To continue the creative writing activity, the short poem and video I created can be introduced as an example of the artistic practice of transmediation, the combination of various "expressive media types" for a multi-sensory experience. Through the models presented, learners will see how technology can be integrated into a literacy lesson to stimulate the senses and allow for the experiences of reading, analyzing, interpreting, evaluating, and communicating. Students will delve into the theme of finding fall through different mediums. Ultimately, they will create their own poem based on the leaf they found or an image of one from an active internet search. 

Poetry Friday is being hosted this week by Jama Rattigan at Jama's Alphabet Soup. You will be delighted by Jama's pain au chocolat that graces her site. Not only are there yummy treats but wonderful offerings from a range of writers. 

Monday, September 29, 2014

Harvesting a Garden of Thoughtful Dialogue with Connected Colleagues

If you ever wondered about Twitter chat conversations, it will benefit you to join one session to lurk and learn before immersing yourself in the threaded conversation. You can find a myriad of hashtag communities for heart-filled conversations, instant collaboration, and learning when you search through Twitter. It never fails each time I enter a chat that I encounter individuals whom I know or new ones to converse with. 

The power of the connected world rests in a meeting of minds with individuals from various profession.
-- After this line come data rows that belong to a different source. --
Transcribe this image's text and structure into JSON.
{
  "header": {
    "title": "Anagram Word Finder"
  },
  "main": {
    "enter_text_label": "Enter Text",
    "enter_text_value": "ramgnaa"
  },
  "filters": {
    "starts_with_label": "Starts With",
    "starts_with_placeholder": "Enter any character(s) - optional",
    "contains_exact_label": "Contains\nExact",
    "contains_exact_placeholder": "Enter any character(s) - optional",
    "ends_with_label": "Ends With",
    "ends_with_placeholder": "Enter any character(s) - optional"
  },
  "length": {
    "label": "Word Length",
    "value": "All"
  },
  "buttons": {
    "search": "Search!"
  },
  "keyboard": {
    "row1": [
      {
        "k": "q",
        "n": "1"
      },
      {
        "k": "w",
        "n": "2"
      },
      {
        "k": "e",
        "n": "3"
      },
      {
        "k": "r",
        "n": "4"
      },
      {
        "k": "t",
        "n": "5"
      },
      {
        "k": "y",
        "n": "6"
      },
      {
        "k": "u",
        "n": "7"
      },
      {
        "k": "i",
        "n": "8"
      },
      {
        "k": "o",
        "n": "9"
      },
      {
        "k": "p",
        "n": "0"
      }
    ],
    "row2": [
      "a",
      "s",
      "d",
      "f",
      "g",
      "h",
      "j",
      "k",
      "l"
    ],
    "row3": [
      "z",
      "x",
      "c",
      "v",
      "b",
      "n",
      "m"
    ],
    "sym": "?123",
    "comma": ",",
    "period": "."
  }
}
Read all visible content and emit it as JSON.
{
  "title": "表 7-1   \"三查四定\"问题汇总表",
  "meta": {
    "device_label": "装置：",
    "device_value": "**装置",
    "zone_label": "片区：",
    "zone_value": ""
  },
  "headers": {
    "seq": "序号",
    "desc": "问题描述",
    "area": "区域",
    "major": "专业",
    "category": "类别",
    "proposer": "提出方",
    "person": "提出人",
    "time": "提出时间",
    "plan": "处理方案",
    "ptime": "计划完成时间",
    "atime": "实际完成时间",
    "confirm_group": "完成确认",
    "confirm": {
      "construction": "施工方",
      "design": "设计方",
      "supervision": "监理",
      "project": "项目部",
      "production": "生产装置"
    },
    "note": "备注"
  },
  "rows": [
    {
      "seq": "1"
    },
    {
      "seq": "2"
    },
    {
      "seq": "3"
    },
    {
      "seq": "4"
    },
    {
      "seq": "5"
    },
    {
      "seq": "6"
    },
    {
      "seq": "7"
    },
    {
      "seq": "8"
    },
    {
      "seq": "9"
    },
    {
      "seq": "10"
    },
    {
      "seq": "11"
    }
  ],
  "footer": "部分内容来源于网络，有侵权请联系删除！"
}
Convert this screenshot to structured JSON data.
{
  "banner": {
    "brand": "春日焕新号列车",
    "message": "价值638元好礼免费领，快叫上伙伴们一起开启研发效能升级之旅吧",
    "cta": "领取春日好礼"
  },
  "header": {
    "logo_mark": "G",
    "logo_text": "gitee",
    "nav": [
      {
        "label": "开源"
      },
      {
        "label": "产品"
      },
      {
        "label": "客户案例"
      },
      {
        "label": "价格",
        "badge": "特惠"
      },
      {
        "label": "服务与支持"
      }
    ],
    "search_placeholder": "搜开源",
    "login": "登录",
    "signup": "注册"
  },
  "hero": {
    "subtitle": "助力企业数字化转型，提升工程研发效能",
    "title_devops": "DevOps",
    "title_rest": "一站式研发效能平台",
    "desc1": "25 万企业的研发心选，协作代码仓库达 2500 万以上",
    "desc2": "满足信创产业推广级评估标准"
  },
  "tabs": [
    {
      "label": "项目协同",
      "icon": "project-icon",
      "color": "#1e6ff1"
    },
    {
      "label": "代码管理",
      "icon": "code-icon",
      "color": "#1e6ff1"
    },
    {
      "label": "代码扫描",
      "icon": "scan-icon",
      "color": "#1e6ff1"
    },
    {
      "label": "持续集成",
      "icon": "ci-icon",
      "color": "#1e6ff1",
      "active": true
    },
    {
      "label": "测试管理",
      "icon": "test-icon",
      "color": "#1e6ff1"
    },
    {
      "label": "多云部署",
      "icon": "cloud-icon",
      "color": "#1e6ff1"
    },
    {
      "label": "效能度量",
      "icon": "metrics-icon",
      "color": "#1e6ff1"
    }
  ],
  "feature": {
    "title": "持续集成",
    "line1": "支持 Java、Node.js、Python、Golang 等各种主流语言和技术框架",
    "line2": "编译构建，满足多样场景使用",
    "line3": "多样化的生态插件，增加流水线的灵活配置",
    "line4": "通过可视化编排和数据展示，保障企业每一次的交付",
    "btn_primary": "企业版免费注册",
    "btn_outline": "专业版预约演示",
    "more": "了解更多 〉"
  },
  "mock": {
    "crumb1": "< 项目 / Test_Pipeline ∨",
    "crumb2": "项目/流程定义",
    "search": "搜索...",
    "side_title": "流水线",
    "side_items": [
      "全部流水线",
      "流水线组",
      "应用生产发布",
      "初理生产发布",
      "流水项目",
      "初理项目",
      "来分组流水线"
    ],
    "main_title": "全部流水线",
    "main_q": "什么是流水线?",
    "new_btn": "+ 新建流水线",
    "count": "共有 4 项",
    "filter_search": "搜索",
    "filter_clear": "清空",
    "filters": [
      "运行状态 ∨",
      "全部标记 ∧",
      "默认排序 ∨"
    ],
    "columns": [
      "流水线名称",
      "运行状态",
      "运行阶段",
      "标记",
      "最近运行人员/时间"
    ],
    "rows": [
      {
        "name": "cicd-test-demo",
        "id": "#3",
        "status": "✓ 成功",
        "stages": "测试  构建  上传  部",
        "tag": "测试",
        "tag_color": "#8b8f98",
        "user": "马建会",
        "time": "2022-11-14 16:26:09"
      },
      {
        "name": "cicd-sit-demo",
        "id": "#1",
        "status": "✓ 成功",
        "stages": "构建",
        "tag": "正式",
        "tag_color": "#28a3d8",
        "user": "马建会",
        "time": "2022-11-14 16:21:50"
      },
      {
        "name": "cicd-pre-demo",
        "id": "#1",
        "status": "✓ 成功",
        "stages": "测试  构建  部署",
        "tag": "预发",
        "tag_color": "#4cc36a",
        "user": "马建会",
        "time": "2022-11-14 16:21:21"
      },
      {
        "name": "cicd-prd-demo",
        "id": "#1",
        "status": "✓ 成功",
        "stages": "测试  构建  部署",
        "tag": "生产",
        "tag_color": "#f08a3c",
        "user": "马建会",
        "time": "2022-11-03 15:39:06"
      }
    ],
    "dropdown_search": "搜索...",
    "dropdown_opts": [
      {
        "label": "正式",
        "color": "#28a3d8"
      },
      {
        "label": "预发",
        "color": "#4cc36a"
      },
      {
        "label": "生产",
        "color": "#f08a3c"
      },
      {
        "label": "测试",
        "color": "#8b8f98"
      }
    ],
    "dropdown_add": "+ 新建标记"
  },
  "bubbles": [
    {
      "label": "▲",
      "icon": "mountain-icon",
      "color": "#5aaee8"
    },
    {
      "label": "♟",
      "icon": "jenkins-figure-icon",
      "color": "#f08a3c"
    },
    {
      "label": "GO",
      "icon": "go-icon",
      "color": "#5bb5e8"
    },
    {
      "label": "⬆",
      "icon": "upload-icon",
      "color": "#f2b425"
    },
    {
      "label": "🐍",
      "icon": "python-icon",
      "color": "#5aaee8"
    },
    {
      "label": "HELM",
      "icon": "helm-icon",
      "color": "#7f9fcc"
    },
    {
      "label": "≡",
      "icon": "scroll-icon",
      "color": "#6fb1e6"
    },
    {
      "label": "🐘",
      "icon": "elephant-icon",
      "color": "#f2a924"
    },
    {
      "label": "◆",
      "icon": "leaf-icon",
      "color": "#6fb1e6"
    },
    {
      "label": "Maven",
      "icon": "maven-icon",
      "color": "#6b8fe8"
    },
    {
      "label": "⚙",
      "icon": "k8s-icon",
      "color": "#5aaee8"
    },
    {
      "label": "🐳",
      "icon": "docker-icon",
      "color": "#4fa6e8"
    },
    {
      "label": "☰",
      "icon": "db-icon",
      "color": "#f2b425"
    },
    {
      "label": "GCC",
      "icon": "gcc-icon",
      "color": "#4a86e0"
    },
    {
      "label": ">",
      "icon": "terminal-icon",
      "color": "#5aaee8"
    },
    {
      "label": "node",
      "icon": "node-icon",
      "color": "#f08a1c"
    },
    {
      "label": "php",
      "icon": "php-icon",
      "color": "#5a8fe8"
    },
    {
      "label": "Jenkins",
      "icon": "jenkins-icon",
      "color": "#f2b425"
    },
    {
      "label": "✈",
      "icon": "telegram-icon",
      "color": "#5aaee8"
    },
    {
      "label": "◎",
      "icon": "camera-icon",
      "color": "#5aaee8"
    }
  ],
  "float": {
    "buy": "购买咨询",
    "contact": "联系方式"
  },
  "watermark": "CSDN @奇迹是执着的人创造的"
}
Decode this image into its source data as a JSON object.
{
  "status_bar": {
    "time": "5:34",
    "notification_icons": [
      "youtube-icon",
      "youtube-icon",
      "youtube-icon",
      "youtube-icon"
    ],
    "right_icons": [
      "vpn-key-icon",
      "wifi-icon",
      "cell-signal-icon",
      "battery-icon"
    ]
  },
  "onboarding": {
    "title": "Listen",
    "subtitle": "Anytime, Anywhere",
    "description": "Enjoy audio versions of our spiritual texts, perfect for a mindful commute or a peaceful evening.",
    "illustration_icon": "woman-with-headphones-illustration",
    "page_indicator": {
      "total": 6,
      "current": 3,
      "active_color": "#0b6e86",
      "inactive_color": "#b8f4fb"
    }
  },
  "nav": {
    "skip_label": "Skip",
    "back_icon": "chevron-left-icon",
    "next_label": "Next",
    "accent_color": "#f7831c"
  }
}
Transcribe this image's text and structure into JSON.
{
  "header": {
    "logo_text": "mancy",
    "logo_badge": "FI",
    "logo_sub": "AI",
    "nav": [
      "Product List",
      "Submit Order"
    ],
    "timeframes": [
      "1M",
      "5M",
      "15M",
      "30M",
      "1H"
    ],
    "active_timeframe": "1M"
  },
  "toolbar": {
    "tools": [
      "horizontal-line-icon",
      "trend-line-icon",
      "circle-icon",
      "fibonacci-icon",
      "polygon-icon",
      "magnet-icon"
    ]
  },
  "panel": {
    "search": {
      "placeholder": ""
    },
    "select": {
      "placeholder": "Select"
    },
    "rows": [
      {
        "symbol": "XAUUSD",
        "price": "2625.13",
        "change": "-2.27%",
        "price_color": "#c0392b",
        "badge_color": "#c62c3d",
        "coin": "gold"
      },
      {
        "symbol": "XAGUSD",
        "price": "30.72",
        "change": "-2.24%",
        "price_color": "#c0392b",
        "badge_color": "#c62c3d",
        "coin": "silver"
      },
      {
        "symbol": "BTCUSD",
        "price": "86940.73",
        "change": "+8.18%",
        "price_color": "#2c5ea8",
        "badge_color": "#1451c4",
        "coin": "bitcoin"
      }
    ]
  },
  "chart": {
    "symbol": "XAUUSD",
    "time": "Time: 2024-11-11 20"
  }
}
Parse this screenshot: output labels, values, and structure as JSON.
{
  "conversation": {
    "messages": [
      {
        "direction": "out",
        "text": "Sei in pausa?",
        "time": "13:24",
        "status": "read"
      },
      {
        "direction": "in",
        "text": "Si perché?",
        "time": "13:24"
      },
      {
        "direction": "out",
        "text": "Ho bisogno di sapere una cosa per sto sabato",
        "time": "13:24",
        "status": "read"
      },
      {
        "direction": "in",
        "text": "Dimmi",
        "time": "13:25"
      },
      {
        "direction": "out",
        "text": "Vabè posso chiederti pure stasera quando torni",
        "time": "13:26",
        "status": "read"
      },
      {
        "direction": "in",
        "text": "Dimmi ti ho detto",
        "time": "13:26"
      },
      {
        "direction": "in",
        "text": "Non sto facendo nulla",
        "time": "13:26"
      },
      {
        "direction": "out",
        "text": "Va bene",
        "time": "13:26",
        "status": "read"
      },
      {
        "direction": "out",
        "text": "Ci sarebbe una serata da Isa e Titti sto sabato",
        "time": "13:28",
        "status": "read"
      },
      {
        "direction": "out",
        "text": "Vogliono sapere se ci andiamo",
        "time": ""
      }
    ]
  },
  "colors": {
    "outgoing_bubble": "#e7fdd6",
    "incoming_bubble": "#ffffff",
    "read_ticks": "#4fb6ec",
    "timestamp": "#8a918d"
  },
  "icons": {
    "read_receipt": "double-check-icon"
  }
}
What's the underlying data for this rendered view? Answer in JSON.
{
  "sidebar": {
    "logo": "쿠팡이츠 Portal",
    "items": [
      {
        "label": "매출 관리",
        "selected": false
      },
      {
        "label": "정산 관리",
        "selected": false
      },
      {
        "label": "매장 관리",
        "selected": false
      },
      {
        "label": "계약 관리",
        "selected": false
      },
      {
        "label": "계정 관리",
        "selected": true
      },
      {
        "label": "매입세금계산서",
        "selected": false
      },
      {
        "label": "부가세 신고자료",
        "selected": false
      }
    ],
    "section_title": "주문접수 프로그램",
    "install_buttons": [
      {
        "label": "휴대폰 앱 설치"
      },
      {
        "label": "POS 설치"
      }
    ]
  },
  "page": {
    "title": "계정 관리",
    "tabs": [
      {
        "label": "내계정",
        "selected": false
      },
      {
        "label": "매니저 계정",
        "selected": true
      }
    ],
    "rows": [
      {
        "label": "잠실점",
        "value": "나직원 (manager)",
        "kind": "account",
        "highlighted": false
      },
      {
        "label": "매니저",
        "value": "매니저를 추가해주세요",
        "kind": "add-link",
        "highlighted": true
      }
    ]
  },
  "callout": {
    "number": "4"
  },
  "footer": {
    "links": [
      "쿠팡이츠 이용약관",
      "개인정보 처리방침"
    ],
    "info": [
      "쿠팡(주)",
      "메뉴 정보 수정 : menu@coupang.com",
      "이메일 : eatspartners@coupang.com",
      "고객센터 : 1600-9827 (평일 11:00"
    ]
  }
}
Twitter allows for this to happen each day and night. It all begins with a desire to afford yourself collaborative conversations about life, learning, and/or leadership. You can even explore avenues of thought with those outside your field of interest. This will broaden your perspective. If you search for chats inside your field, you will find a variety that have discussions on pertinent topics. Endless possibilities await those who believe in the power of connecting through social media platforms. 

The poem below is dedicated to those who tirelessly seek online professional development opportunities to further their growth and impact the well-being of others.  
In fields of open dialogue,
not one but many individuals connect-
engaging in bursts of conversations
filling learning spaces.

On fertile ground, collegial thought
develops through circles of talk-
grows through connected conversations
that twist, turn, and flourish
from budding seeds of learning
into pods of knowledge.

Not one but many 
connected colleagues form bonds, 
grow ideas in connected spaces
nurtured by open-mindsets,
to impact their living and learning lives.
-cvarsalona 2014

I would like to thank the various groups across the nation and world that I chat with via Twitter channels. Our threaded conversations are powered through a connected Twittersphere that spreads our thoughts. 

Tonight, I send out a special thanks to the #LeadWithGiants community who declared me an official "Giant" among them. This is such an honor when you only know each other virtually. Articulation in 140 characters is precise when you want a global world to hear your voice come through loud and clear. 

Reflect - Connect - Flourish
in gardens of thoughtful dialogue with connected colleagues!

I also would like to thank the #SOL14 Community for their faithfulness to the task of crafting posts each week to engage the adult learner. Slice of Life is a weekly event hosted by Two Writing Teachers.